Eyes consecrated to the Lord can witness and dwell on beauty and worship the Creator. A good eye sees things the way God designed them to be. Consecrated eyes bring light and life to our bodies and lives.

A Radical Response to Sin

What does Jesus tell us to do with our hands, feet, and eyes when they cause us to sin? Cut them off and gouge them out!

While Jesus never intended for this teaching to be applied literally, it gives us a dramatic picture of how seriously we need to view sin. The verses have a sense of surgical removal; there is a finality to it.

Remove It

When we identify the sin in our lives, we need to be aggressive in removing the temptation to sin.  We can be tempted to grade sins in order of destructiveness. We all agree that murder and violence are bad, but we domesticate other sins, cultural and “acceptable” sins that we allow room in our lives. No sin should have any part in our lives. Jesus wants us to aggressively remove them all.  

Hate It

The problem is that we don’t value holiness and purity enough to be aggressive with the sin in our lives. We accommodate, we compromise, we justify, all the while living in darkness, far from the joy and the peace that Jesus has for us.

We wonder why there is no answer to our prayers and no victory in our lives, but we are compromising with the world.

Do we hate sin enough to remove the thing that enables us to sin? It might be our cable service, our smart phone, or our shopping habits. It may be our job or our friends. Whatever is tempting us to sin needs to be cut off and permanently removed. Hate sin enough to take drastic action.

Sacrifice It

The Christian life inevitably involves sacrifice (see Romans 12:1. Jesus is talking about this sacrifice when he discusses saltiness in verses 49-50. In ancient times, salt had impurities that could cause it to lose its flavor, thus rendering it useless. Once a Christian loses the character of Christ, because of impurity, we become useless in the kingdom.

This is not about losing one’s salvation but one’s effectiveness. A Christian who compromises with the world has lost the ability to impact the world for the kingdom of God. Compromise creeps in slowly and infects the body.

There is no corner of our lives that we should not invite the scrutiny of the Holy Spirit to inspect and to convict us of sin. Ambition, pride, lust, greed, covetousness, gossip, slander, laziness, an angry temper, and more must be exposed and brought into the light if we are to live fully alive and effective for Jesus Christ.

Confess It

But there is incredibly good news. Jesus took our sins and paid the price that enables us to live in the light. When Jesus went to the cross, he went to be the perfect and final sacrifice for our sins.
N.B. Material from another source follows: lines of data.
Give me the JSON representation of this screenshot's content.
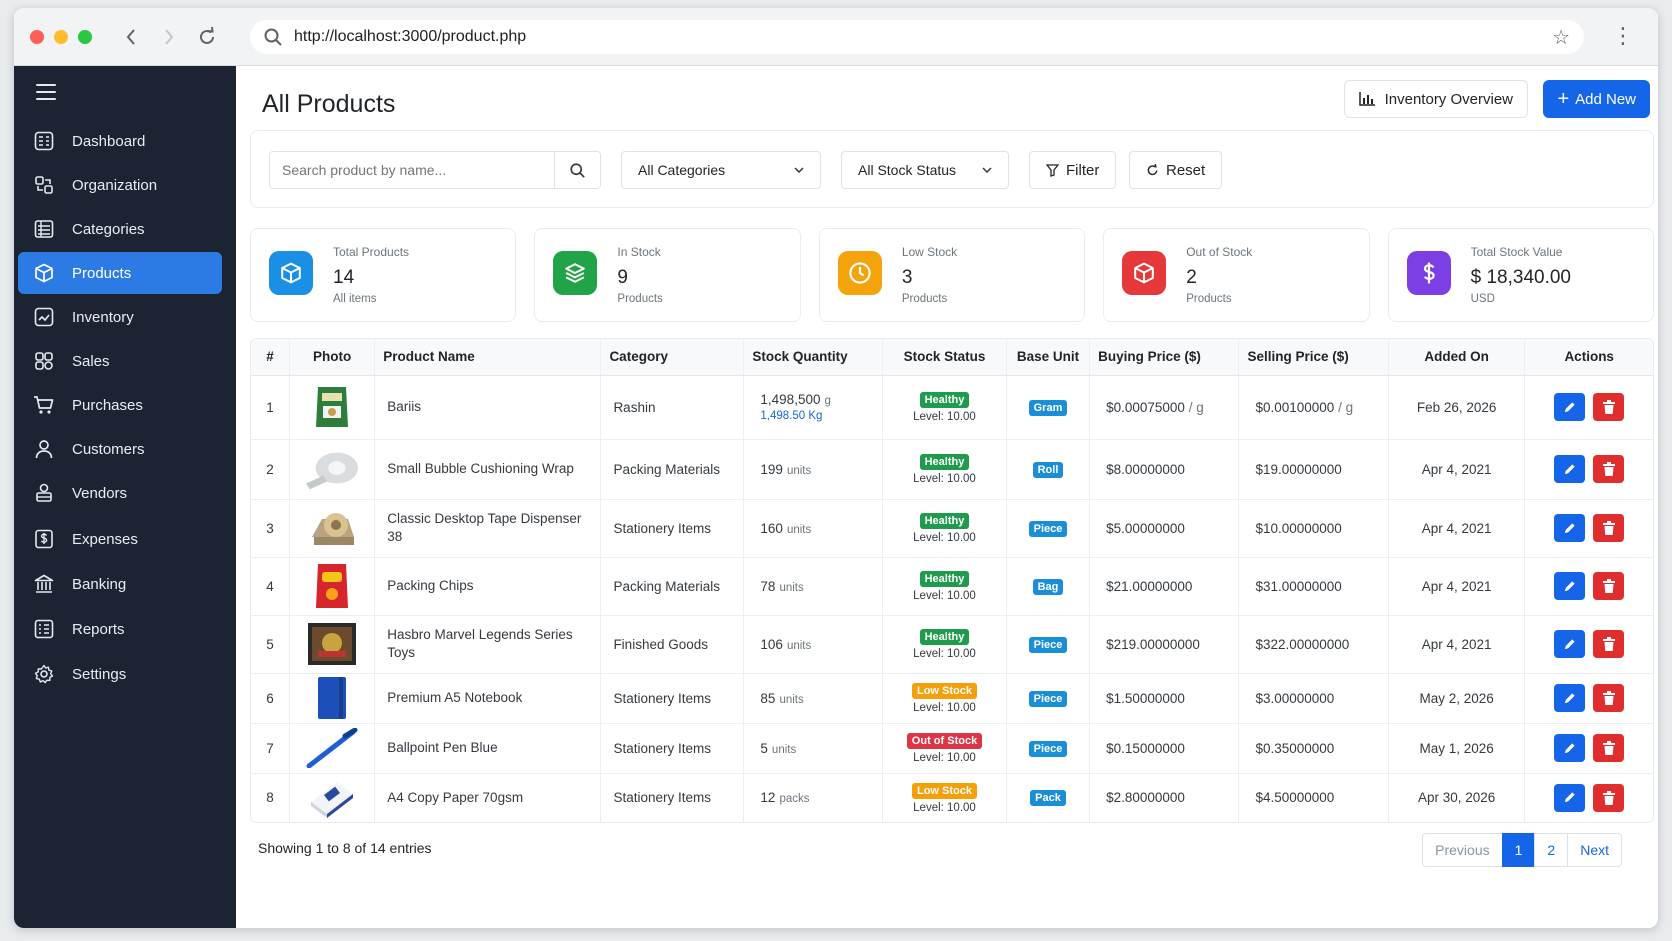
{
  "browser": {
    "url": "http://localhost:3000/product.php"
  },
  "sidebar": {
    "items": [
      {
        "label": "Dashboard",
        "icon": "dashboard-icon"
      },
      {
        "label": "Organization",
        "icon": "organization-icon"
      },
      {
        "label": "Categories",
        "icon": "categories-icon"
      },
      {
        "label": "Products",
        "icon": "box-icon"
      },
      {
        "label": "Inventory",
        "icon": "inventory-icon"
      },
      {
        "label": "Sales",
        "icon": "sales-icon"
      },
      {
        "label": "Purchases",
        "icon": "cart-icon"
      },
      {
        "label": "Customers",
        "icon": "user-icon"
      },
      {
        "label": "Vendors",
        "icon": "vendor-icon"
      },
      {
        "label": "Expenses",
        "icon": "expenses-icon"
      },
      {
        "label": "Banking",
        "icon": "bank-icon"
      },
      {
        "label": "Reports",
        "icon": "reports-icon"
      },
      {
        "label": "Settings",
        "icon": "gear-icon"
      }
    ],
    "active": "Products"
  },
  "header": {
    "title": "All Products",
    "overview_label": "Inventory Overview",
    "add_label": "Add New"
  },
  "filters": {
    "search_placeholder": "Search product by name...",
    "category": "All Categories",
    "stock_status": "All Stock Status",
    "filter_label": "Filter",
    "reset_label": "Reset"
  },
  "stats": [
    {
      "label": "Total Products",
      "value": "14",
      "sub": "All items",
      "color": "#1a8fe3"
    },
    {
      "label": "In Stock",
      "value": "9",
      "sub": "Products",
      "color": "#21a447"
    },
    {
      "label": "Low Stock",
      "value": "3",
      "sub": "Products",
      "color": "#f5a30a"
    },
    {
      "label": "Out of Stock",
      "value": "2",
      "sub": "Products",
      "color": "#e5383b"
    },
    {
      "label": "Total Stock Value",
      "value": "$ 18,340.00",
      "sub": "USD",
      "color": "#7b3fe4"
    }
  ],
  "table": {
    "columns": [
      "#",
      "Photo",
      "Product Name",
      "Category",
      "Stock Quantity",
      "Stock Status",
      "Base Unit",
      "Buying Price ($)",
      "Selling Price ($)",
      "Added On",
      "Actions"
    ],
    "rows": [
      {
        "num": "1",
        "name": "Bariis",
        "category": "Rashin",
        "qty": "1,498,500",
        "qty_unit": "g",
        "qty_sub": "1,498.50 Kg",
        "status": "Healthy",
        "level": "Level: 10.00",
        "unit": "Gram",
        "buy": "$0.00075000",
        "buy_per": " / g",
        "sell": "$0.00100000",
        "sell_per": " / g",
        "added": "Feb 26, 2026"
      },
      {
        "num": "2",
        "name": "Small Bubble Cushioning Wrap",
        "category": "Packing Materials",
        "qty": "199",
        "qty_unit": "units",
        "qty_sub": "",
        "status": "Healthy",
        "level": "Level: 10.00",
        "unit": "Roll",
        "buy": "$8.00000000",
        "buy_per": "",
        "sell": "$19.00000000",
        "sell_per": "",
        "added": "Apr 4, 2021"
      },
      {
        "num": "3",
        "name": "Classic Desktop Tape Dispenser 38",
        "category": "Stationery Items",
        "qty": "160",
        "qty_unit": "units",
        "qty_sub": "",
        "status": "Healthy",
        "level": "Level: 10.00",
        "unit": "Piece",
        "buy": "$5.00000000",
        "buy_per": "",
        "sell": "$10.00000000",
        "sell_per": "",
        "added": "Apr 4, 2021"
      },
      {
        "num": "4",
        "name": "Packing Chips",
        "category": "Packing Materials",
        "qty": "78",
        "qty_unit": "units",
        "qty_sub": "",
        "status": "Healthy",
        "level": "Level: 10.00",
        "unit": "Bag",
        "buy": "$21.00000000",
        "buy_per": "",
        "sell": "$31.00000000",
        "sell_per": "",
        "added": "Apr 4, 2021"
      },
      {
        "num": "5",
        "name": "Hasbro Marvel Legends Series Toys",
        "category": "Finished Goods",
        "qty": "106",
        "qty_unit": "units",
        "qty_sub": "",
        "status": "Healthy",
        "level": "Level: 10.00",
        "unit": "Piece",
        "buy": "$219.00000000",
        "buy_per": "",
        "sell": "$322.00000000",
        "sell_per": "",
        "added": "Apr 4, 2021"
      },
      {
        "num": "6",
        "name": "Premium A5 Notebook",
        "category": "Stationery Items",
        "qty": "85",
        "qty_unit": "units",
        "qty_sub": "",
        "status": "Low Stock",
        "level": "Level: 10.00",
        "unit": "Piece",
        "buy": "$1.50000000",
        "buy_per": "",
        "sell": "$3.00000000",
        "sell_per": "",
        "added": "May 2, 2026"
      },
      {
        "num": "7",
        "name": "Ballpoint Pen Blue",
        "category": "Stationery Items",
        "qty": "5",
        "qty_unit": "units",
        "qty_sub": "",
        "status": "Out of Stock",
        "level": "Level: 10.00",
        "unit": "Piece",
        "buy": "$0.15000000",
        "buy_per": "",
        "sell": "$0.35000000",
        "sell_per": "",
        "added": "May 1, 2026"
      },
      {
        "num": "8",
        "name": "A4 Copy Paper 70gsm",
        "category": "Stationery Items",
        "qty": "12",
        "qty_unit": "packs",
        "qty_sub": "",
        "status": "Low Stock",
        "level": "Level: 10.00",
        "unit": "Pack",
        "buy": "$2.80000000",
        "buy_per": "",
        "sell": "$4.50000000",
        "sell_per": "",
        "added": "Apr 30, 2026"
      }
    ]
  },
  "footer": {
    "showing": "Showing 1 to 8 of 14 entries",
    "previous": "Previous",
    "pages": [
      "1",
      "2"
    ],
    "next": "Next"
  }
}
Romans 2:4 reminds us that it is the kindness of God that leads us to repentance and for all who repent of their sins, we are promised forgiveness and cleansing from all our sins (see 1 John 1:9).

Confession is the key. Confession needs to be part of our daily spiritual disciplines.

Sin is serious, but forgiveness, freedom and peace are available through Jesus Christ.